|You et al. ||2013||Altered hub configurations within default mode network following acupuncture at ST36: A multimodal investigation combining fMRI and MEG||Spatial + temporal investigation of MA effects at ST36 (r) versus nearby NAP on DMN hub configurations||They found that after sham acupuncture at NAP, the PCC remained to serve consistently as DMN hub across all five frequency bands. However, the PCC was regulated and only acted as a DMN hub within delta and gamma bands after verum acupuncture at ST36.|
Liu et al. ||

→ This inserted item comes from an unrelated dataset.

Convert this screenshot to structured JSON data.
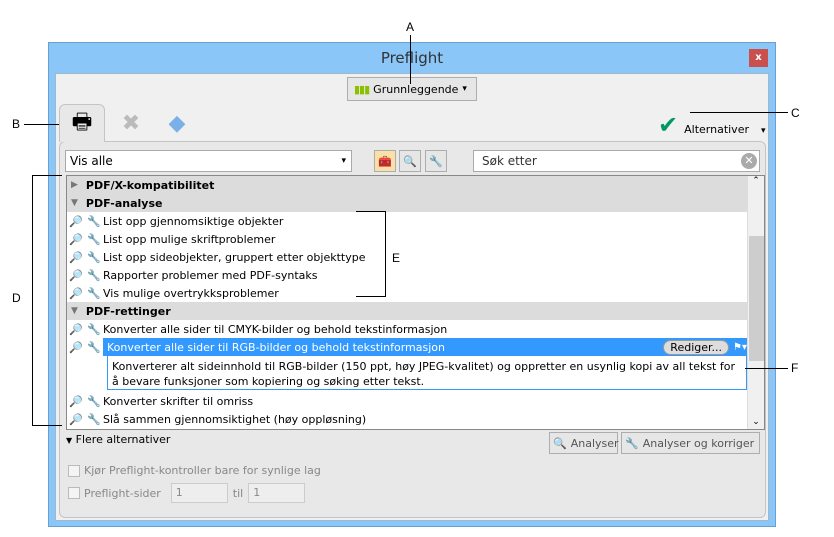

2011||Imaging the functional connectivity of the periaqueductal gray during genuine and sham electroacupuncture treatment||Spatial investigation of EA effects on PAG functional connectivity versus sham EA with Streitberger needles at LI3 (r) and LI4 (r), each with high versus low expectancy||They found greater connectivity between the PAG, left PCC, and precuneus in the comparison of verum EA versus Streitberger sham EA, whereas there was greater connectivity in the PAG and right anterior insula for sham EA. No significant differences were observed between high and low expectancy groups.|